Data –

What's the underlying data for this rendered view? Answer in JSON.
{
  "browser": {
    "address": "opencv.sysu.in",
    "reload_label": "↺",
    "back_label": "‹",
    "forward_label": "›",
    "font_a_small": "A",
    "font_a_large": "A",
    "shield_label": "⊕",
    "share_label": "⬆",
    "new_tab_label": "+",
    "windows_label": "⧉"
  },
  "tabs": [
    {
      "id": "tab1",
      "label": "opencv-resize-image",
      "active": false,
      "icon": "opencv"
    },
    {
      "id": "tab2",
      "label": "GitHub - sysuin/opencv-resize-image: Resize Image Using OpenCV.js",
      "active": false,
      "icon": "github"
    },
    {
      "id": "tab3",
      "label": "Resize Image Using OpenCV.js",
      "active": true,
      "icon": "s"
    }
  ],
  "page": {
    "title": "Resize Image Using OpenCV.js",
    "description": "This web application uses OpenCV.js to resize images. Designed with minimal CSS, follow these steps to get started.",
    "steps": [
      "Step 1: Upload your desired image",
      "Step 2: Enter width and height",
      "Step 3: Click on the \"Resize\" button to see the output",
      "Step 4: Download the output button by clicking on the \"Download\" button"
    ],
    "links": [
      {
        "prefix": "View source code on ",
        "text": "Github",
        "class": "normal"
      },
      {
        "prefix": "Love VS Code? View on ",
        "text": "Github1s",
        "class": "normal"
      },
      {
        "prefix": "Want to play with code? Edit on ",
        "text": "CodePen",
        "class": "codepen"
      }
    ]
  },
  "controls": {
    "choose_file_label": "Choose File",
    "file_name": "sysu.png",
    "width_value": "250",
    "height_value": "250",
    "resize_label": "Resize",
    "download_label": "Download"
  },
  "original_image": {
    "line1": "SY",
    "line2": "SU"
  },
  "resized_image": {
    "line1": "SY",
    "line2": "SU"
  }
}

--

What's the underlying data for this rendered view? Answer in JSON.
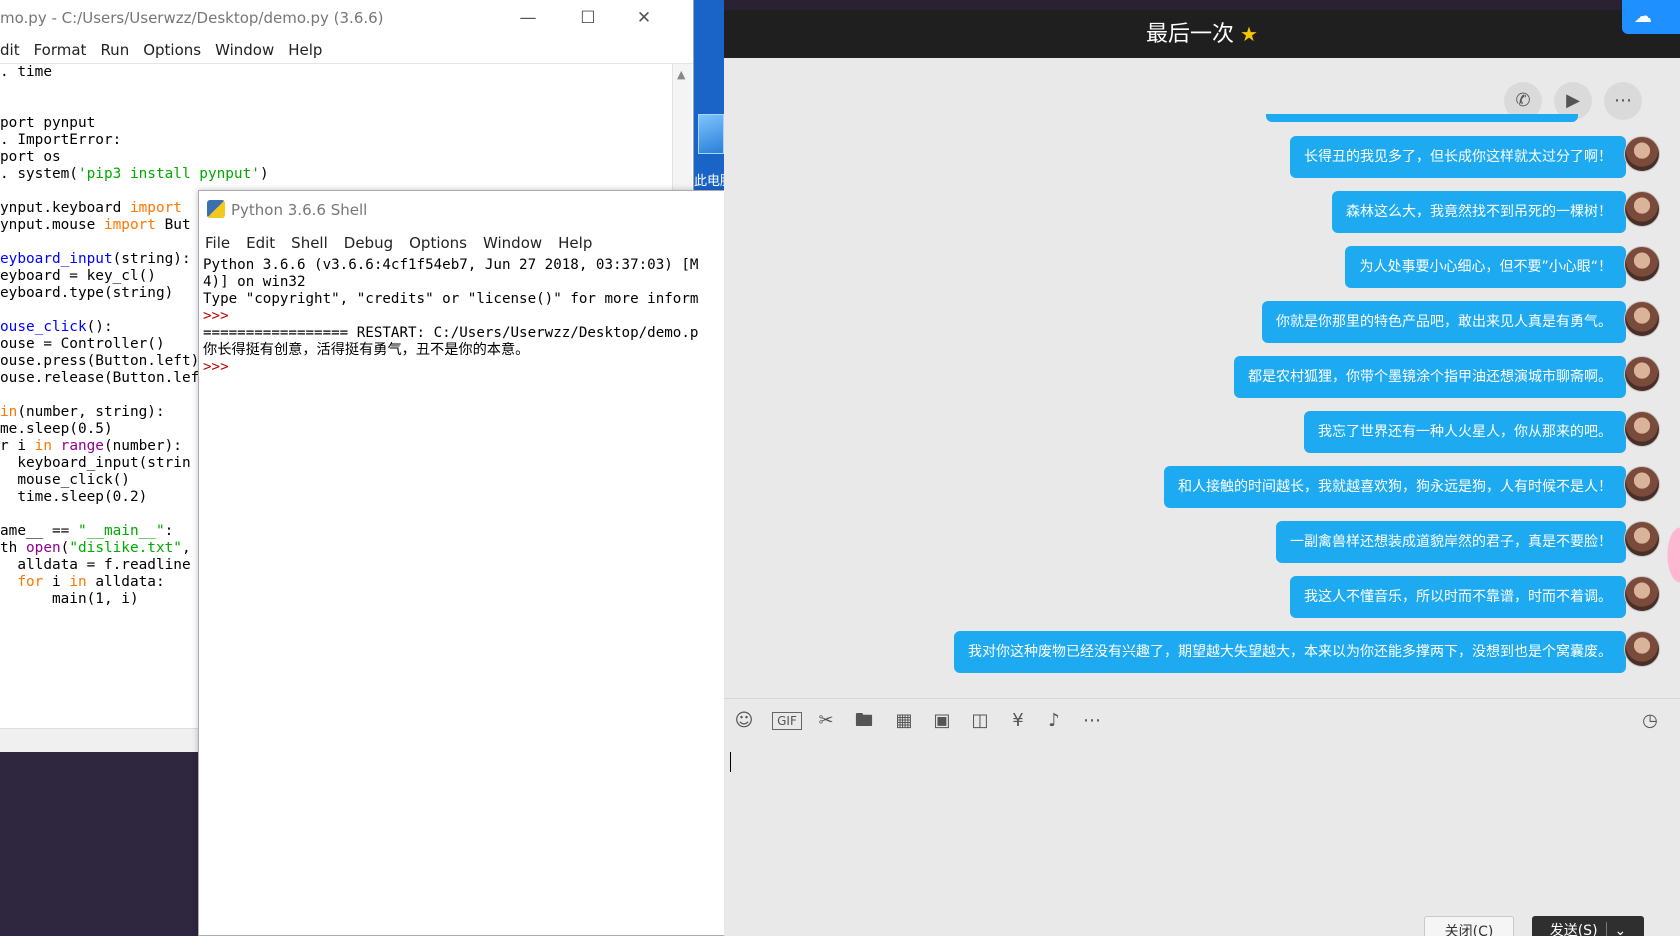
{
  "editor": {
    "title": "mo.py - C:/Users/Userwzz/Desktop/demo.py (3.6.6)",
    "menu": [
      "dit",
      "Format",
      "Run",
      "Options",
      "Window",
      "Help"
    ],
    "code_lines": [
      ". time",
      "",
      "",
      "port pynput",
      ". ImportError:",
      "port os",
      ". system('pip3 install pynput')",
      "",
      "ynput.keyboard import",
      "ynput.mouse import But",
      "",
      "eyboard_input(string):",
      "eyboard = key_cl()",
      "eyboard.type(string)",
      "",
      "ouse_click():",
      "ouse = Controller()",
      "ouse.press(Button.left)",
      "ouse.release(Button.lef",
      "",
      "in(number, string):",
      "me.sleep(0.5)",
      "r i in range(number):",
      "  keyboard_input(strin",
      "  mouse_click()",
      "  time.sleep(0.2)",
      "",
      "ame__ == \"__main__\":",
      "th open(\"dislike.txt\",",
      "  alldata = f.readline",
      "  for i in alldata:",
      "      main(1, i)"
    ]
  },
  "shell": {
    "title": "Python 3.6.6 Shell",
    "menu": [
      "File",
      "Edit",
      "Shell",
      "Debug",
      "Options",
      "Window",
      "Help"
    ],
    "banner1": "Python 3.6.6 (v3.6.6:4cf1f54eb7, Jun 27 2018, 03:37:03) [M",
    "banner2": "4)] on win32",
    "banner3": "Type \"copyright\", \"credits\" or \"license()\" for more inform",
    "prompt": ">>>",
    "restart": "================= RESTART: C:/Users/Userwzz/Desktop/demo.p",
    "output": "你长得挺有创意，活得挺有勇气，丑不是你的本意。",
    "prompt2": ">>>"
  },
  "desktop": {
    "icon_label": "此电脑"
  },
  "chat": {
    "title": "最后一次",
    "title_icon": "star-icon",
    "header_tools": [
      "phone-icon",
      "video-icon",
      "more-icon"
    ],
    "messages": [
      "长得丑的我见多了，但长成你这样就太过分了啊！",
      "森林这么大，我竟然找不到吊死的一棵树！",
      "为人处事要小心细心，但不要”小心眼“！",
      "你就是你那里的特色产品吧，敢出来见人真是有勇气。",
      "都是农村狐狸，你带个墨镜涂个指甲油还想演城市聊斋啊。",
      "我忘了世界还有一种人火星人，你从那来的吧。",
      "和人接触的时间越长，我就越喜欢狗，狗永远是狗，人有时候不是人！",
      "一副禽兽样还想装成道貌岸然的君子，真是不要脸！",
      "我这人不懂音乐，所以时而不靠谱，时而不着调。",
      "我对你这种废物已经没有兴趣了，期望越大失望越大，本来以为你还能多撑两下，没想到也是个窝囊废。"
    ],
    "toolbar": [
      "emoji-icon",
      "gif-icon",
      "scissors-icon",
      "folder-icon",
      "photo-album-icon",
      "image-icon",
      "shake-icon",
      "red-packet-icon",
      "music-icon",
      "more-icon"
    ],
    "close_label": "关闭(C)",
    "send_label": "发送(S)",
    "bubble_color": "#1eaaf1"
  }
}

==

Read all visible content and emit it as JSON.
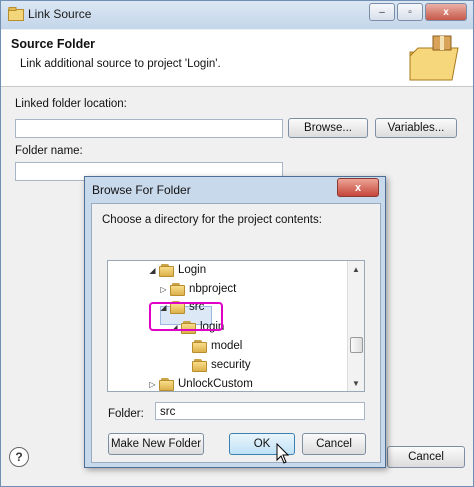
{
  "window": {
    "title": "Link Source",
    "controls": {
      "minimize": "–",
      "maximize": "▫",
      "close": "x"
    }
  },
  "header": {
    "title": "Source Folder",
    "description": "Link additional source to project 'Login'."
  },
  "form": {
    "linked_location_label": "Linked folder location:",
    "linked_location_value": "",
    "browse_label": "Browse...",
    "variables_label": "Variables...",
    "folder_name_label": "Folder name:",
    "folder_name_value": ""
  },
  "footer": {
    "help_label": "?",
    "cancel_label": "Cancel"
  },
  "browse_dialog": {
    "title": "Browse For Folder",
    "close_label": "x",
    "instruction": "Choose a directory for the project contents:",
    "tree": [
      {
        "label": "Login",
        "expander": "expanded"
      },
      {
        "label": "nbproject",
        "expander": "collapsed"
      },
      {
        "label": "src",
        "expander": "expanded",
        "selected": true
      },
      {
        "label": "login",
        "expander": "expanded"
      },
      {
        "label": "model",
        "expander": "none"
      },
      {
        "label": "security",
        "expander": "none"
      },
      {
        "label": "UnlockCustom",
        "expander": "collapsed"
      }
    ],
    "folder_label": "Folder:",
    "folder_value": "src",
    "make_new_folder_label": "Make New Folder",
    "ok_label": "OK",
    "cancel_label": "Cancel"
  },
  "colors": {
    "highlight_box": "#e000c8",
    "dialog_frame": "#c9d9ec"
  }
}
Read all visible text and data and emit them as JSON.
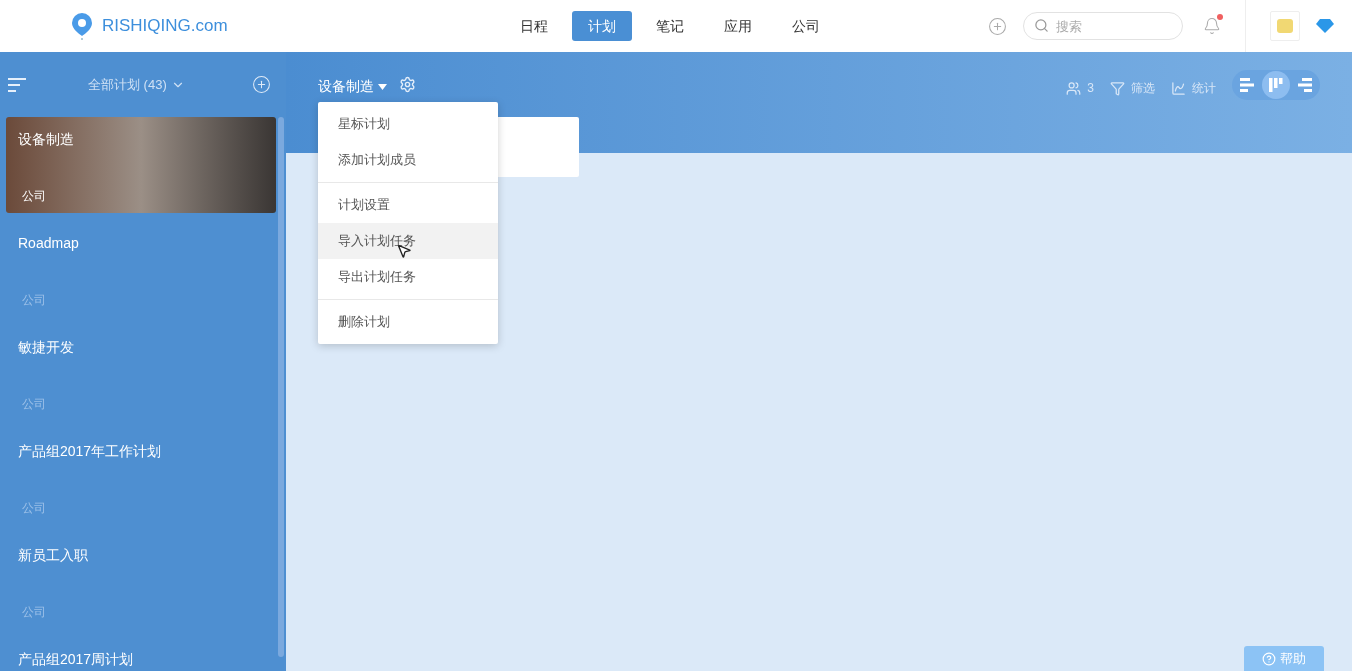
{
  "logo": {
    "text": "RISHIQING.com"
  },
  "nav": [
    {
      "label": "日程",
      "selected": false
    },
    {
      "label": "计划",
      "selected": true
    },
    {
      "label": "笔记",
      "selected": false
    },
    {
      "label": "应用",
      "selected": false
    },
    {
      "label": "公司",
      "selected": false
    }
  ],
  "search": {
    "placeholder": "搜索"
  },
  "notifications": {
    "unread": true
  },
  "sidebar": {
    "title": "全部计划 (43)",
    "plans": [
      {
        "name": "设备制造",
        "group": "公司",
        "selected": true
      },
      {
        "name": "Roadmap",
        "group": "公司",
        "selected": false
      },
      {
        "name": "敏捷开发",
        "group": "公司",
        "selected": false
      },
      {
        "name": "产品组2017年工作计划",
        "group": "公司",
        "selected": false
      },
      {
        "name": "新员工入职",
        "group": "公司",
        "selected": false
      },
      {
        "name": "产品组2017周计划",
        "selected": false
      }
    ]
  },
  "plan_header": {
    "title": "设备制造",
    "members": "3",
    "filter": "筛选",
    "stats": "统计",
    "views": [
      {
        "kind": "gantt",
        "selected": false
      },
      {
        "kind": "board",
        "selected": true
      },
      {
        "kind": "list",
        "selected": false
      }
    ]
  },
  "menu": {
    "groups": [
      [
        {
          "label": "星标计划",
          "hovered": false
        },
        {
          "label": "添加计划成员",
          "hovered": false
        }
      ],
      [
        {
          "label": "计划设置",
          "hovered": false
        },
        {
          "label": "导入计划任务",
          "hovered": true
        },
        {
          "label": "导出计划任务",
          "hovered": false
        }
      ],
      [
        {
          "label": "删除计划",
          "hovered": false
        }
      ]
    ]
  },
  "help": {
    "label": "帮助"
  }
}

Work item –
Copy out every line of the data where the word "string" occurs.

Answer section –
      "eyboard_input(string):",
      "eyboard.type(string)",
      "in(number, string):",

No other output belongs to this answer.